What compelled these young men to leave the comfort and safety of home to face death on the battlefield, loss of income for their families, and legal sanctions for participating in a foreign war? Drawing on newspapers, autobiographies, and military and census records, Richard Reid pieces together a portrait of a group of men who served the Union in disparate ways - as soldiers, sailors, or doctors - but who all believed that the principles of liberty, justice, and equality were worth fighting for, regardless of which side of the border they made their home.

By bringing the courage and contributions of these men to light, African Canadians in Union Blue opens a window on the changing nature of the Civil War and the ties that held black communities together even as the borders around them shifted or were torn asunder.


Språk Engelsk Engelsk Innbinding Innbundet
Utgitt 2014 Forfatter Richard M. Reid
Turpin DEDS Orphans
ISBN 9780774827454
Antall sider 320 Dimensjoner 15,2cm x 22,9cm x 2,5cm
Vekt 567 gram Leverandør Bertram Trading Ltd

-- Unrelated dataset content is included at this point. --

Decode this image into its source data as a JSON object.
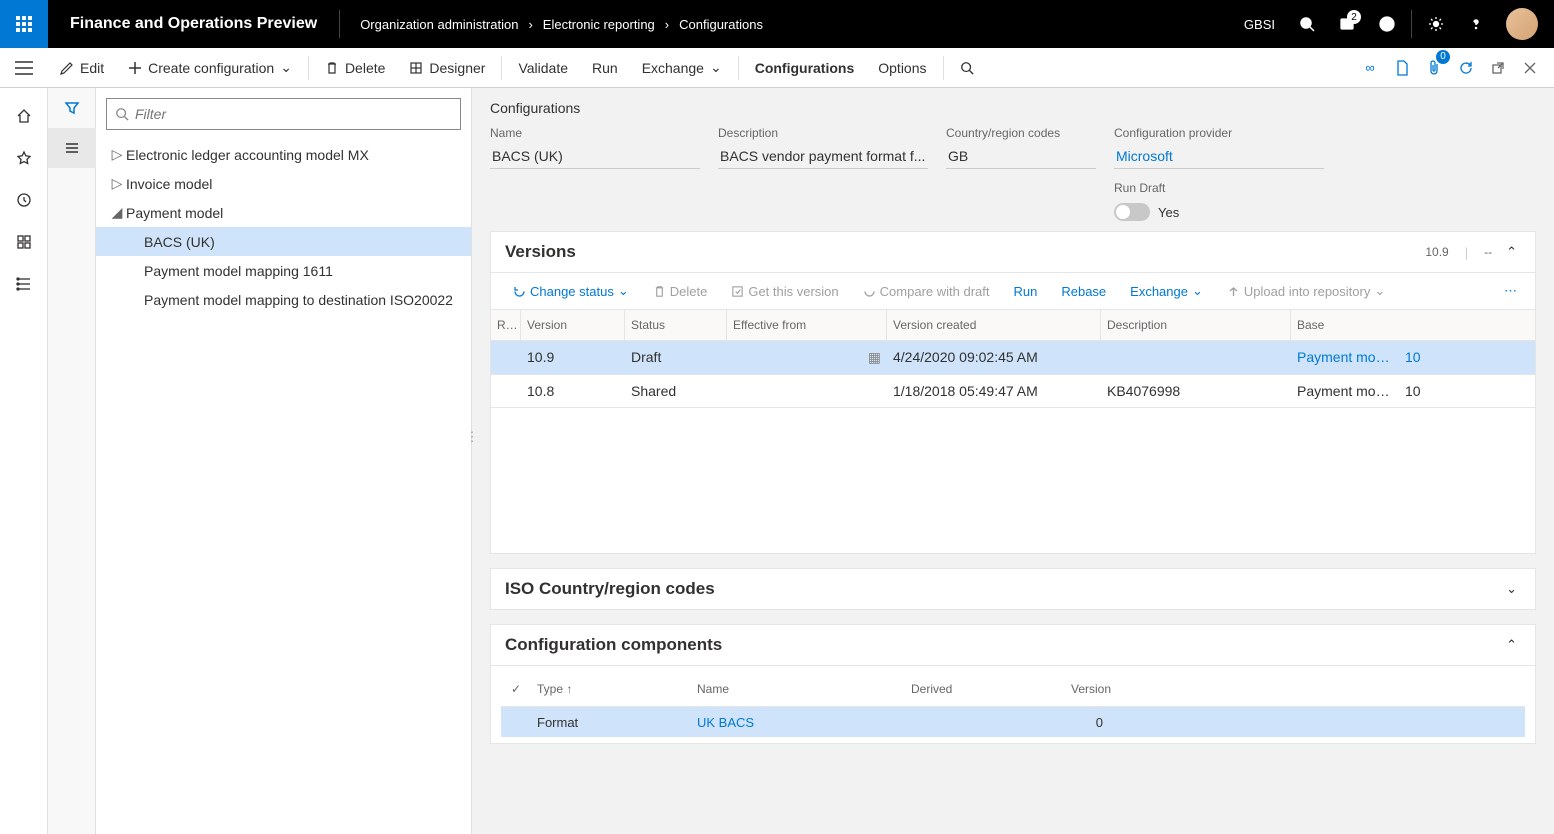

Emner og form Black & Asian studies, History of the Americas, Modern history to 20th century: c 1700 to c 1900, American Civil War